Difference Between Stock and Broth
If you are like a lot of people out there, you probably think there is no difference between stock and broth, but that is all shades of incorrect. In a lot of ways, they are the same – flavored liquid foods made out of basic ingredients like meat scraps, vegetables, and bones. You can drink them like that, or you can use them as the base of other dishes. From what has been said so far about these two dishes, it is understandable why many would use the words interchangeably thinking they have the same meaning.
However, it turns out there is a little but notable disparity between the two. So, the next time someone asks you whats the difference between broth and stock? – you can state emphatically how they are not the same. Just read on and you’ll know the basic factor that differentiates them from each other.
Definition of Stock
Stock is a bone-based liquid food made by boiling cartilages and bones in water for as long as 6 hours to release collagen and bone marrow content of the bone. When preparing this, you’re aiming for the juicy and yummy stuff inside the bones, which ordinarily, you may not have the time and patience to get to while eating bony meat on a normal day.
Talking about what’s the difference between chicken stock and chicken broth most people prefer to eat their meats without bones in them, because (let’s face it) bones are hard to eat, even though they have great and healthy contents in them, which is what we try to get out when preparing stock.
Did we mention that it takes at least 6 to 8 hours to prepare this? There’s probably nothing left in the bones by the time you’re done simmering them inside water for that long! Which explains why it has a thick consistency, especially when chilled. The consistency and the time it takes to prepare easily come to focus when trying to answer the question – what’s the difference between stock and broth?
In making this delicious food, you can use just about any type of bone you like and want to get the good stuff out of – pork, fish, chicken, or beef bones. Your choice of bones is just about everything you need to make this meal. Just clean them of the meats (if you want to make a neutral liquid) and put them on fire to cook for hours.
Another very obvious point that answers the question – what is the difference between beef broth and beef stock (assuming we’re talking about beef)? – is the fact that you do not need to add other seasoning or aromatic ingredients to it.
Definition of Broth

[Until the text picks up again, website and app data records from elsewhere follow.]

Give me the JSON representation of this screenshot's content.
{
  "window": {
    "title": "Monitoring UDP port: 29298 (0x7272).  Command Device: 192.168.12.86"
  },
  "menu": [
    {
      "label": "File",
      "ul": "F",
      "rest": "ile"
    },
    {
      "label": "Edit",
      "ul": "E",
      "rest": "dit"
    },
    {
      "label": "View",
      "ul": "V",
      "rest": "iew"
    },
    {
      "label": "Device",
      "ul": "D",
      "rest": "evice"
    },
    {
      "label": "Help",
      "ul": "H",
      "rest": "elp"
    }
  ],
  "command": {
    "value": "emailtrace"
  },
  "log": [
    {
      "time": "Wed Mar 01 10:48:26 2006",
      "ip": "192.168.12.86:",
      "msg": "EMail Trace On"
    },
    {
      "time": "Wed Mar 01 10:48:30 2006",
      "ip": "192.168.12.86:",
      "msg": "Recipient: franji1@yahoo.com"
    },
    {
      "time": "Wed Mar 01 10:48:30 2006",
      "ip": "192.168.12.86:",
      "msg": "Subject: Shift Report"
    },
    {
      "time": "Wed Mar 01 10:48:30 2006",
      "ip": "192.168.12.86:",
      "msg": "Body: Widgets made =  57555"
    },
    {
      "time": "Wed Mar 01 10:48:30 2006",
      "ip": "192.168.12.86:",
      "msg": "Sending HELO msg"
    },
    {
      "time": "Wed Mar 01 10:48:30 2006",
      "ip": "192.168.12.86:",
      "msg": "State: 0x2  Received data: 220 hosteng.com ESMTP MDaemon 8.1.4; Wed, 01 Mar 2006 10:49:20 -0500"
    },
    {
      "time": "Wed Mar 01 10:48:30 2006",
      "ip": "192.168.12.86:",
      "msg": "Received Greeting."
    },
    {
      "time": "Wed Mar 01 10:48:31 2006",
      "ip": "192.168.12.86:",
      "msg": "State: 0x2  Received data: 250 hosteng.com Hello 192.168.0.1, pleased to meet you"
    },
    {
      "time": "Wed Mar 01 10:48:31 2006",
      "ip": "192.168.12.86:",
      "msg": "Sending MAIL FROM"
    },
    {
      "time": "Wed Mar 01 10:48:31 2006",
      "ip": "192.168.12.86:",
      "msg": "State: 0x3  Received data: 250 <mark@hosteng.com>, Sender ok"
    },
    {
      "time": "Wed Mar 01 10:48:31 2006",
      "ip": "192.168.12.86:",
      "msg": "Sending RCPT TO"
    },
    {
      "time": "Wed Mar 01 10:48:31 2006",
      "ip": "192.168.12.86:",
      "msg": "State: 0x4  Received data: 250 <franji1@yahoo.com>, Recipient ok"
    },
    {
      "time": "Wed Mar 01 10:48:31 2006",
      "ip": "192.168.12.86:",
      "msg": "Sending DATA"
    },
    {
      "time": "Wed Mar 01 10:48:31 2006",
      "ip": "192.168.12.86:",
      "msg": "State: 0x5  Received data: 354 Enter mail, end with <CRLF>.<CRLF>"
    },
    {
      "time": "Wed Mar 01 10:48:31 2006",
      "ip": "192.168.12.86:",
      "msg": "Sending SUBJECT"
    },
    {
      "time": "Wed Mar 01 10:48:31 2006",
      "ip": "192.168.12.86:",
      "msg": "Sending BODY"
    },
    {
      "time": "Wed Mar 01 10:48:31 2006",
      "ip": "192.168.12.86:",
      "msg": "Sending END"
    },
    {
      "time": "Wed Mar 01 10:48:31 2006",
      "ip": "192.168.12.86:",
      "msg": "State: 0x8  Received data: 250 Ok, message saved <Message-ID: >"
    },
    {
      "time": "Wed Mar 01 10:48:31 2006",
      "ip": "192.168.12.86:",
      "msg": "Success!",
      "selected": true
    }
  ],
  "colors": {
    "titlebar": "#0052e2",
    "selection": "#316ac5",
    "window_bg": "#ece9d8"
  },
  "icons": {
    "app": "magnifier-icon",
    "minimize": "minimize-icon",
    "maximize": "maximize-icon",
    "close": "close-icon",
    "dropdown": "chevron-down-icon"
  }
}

Broth is a liquid meal made by simmering meat in water. In a lot of cases, it has some vegetables and herbs in it and it can be used as the base of a lot of meals. Traditionally, broth refers to meat-based liquid meal you can take or use for other culinary purposes, but these days, it also refers to vegetable-based liquid foods (something for the vegetarians).
To answer the question what’s the difference between broth and stock? – first of all, there is the point about broth being made of more than just bones. It is made of meat – for the meat-based ones, and vegetables – for the vegetable-based ones, or a combination of both. You can also decide to use bones if you like, it’s all up to you. The point is, you are allowed to be as creative as you want to be in this case. You can season it to your taste, use a combination of ingredients, and present it as a proper meal (very great for cold and flu).
Is there a difference between stock and broth when it comes to cooking time? Yes, there is! This is another way of describing the difference between these two. It takes as long as 1 to 2 hours to prepare this, which is far less than how much time it takes to prepare stock.
Stock vs Broth Comparison Table
|Basis of Comparison
|A bone-based liquid food made by boiling cartilages and bones in water for as long as 6 hours to release collagen and bone marrow content of the bone
|A liquid meal made by simmering meat in water
|6 to 8 hours or more
|2 hours or less
|Thick when chilled
|Stays watery liquid always
|No need for seasoning and herbs
|There is a need for seasoning and herbs
Conclusion of the Main Difference Between Stock vs Broth
There is so much you can say to answer the question – whats the difference between stock and broth? but these are definitely great points. Basically, the later is thicker and takes a longer time to prepare. Some examples of dishes you can prepare with it are braising liquids, gravy, stews, soups, sauces, etc. On the other hand, the later one if lighter (like water) and takes lesser time to prepare. It can be used in dishes like cream sauces, dumplings, stuffing, risotto, stir-fry dishes, etc.